- SOURCE MATERIAL
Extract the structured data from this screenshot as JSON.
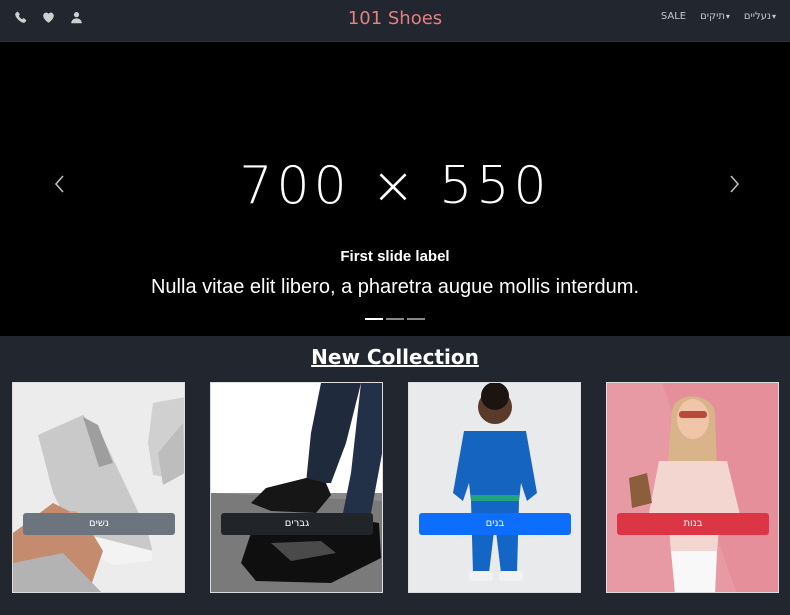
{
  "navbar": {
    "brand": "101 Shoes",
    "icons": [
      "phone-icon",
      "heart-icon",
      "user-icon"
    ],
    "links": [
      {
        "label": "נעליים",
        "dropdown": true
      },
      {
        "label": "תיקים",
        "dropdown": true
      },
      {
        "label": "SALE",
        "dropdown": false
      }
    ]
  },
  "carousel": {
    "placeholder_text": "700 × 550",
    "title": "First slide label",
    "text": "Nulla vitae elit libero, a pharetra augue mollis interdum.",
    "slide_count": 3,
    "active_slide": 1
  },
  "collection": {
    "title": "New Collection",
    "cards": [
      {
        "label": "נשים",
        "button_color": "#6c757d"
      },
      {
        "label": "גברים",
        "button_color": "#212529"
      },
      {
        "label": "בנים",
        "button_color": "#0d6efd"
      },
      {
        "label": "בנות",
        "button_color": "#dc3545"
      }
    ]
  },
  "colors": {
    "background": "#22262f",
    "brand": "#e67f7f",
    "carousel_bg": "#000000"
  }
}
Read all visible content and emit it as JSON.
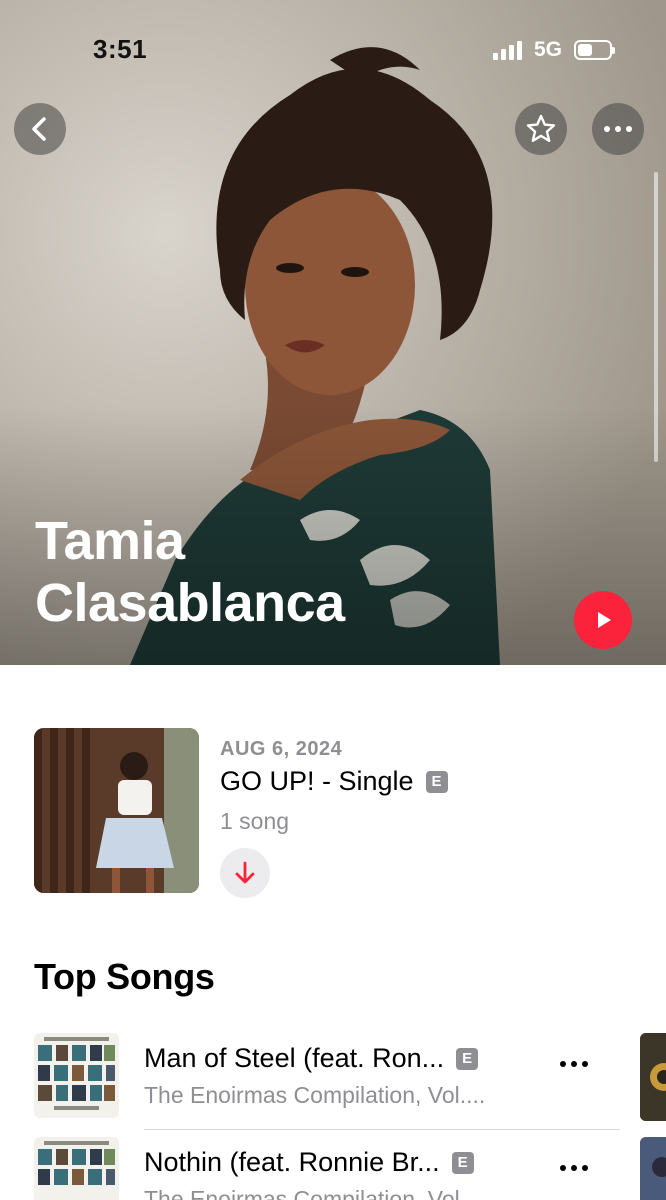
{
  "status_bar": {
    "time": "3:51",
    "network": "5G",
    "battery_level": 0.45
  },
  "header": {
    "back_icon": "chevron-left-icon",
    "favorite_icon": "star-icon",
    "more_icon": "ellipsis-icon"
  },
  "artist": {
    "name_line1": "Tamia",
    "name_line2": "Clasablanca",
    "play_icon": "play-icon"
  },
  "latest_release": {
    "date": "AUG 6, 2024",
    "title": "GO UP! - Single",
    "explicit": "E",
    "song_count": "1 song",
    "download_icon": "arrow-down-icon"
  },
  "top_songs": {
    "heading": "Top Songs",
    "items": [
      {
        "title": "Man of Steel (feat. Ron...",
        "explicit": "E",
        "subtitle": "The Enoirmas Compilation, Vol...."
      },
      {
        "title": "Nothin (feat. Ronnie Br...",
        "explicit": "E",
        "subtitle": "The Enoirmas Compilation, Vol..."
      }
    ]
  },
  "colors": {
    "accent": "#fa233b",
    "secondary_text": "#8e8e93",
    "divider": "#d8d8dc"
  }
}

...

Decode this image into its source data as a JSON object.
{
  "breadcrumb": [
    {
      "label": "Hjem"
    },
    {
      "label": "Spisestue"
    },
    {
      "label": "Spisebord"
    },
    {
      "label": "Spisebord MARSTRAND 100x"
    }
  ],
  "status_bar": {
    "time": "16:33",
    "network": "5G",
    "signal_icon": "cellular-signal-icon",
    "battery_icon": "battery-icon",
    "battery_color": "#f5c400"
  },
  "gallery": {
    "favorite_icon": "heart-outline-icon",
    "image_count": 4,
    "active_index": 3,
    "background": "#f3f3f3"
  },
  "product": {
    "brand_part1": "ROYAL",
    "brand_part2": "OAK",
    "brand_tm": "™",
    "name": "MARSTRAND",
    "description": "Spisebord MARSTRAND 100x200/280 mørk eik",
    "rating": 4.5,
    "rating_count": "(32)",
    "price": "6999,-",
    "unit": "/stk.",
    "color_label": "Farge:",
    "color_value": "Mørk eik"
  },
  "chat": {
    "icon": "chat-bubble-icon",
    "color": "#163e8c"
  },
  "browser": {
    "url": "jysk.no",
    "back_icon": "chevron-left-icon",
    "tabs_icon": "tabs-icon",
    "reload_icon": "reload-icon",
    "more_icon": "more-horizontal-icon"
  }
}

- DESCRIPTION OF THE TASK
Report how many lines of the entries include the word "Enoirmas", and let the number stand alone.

- RESPONSE
2